● RECORDED DATA

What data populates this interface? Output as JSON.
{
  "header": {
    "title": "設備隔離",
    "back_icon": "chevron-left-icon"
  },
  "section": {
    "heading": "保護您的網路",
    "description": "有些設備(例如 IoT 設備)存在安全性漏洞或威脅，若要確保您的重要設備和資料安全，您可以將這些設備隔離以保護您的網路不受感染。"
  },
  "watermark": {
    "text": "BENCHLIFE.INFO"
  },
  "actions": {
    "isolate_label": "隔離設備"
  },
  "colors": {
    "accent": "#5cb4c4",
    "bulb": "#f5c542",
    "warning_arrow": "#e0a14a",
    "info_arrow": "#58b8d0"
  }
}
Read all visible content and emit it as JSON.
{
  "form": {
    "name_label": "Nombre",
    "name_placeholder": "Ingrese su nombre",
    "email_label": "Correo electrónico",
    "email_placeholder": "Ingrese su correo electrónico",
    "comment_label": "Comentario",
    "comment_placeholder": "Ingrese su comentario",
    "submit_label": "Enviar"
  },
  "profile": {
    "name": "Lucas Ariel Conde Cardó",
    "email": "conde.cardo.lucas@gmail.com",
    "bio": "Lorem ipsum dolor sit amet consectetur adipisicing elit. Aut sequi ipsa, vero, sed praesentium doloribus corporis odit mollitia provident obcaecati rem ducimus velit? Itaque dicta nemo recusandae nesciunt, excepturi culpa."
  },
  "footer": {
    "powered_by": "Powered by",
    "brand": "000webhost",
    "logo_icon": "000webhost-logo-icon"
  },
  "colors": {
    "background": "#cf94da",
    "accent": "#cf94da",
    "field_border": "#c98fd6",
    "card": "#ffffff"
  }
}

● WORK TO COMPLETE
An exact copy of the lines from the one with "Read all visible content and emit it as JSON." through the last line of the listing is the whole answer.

● RESPONSE TO THIS TASK
Read all visible content and emit it as JSON.
{
  "form": {
    "name_label": "Nombre",
    "name_placeholder": "Ingrese su nombre",
    "email_label": "Correo electrónico",
    "email_placeholder": "Ingrese su correo electrónico",
    "comment_label": "Comentario",
    "comment_placeholder": "Ingrese su comentario",
    "submit_label": "Enviar"
  },
  "profile": {
    "name": "Lucas Ariel Conde Cardó",
    "email": "conde.cardo.lucas@gmail.com",
    "bio": "Lorem ipsum dolor sit amet consectetur adipisicing elit. Aut sequi ipsa, vero, sed praesentium doloribus corporis odit mollitia provident obcaecati rem ducimus velit? Itaque dicta nemo recusandae nesciunt, excepturi culpa."
  },
  "footer": {
    "powered_by": "Powered by",
    "brand": "000webhost",
    "logo_icon": "000webhost-logo-icon"
  },
  "colors": {
    "background": "#cf94da",
    "accent": "#cf94da",
    "field_border": "#c98fd6",
    "card": "#ffffff"
  }
}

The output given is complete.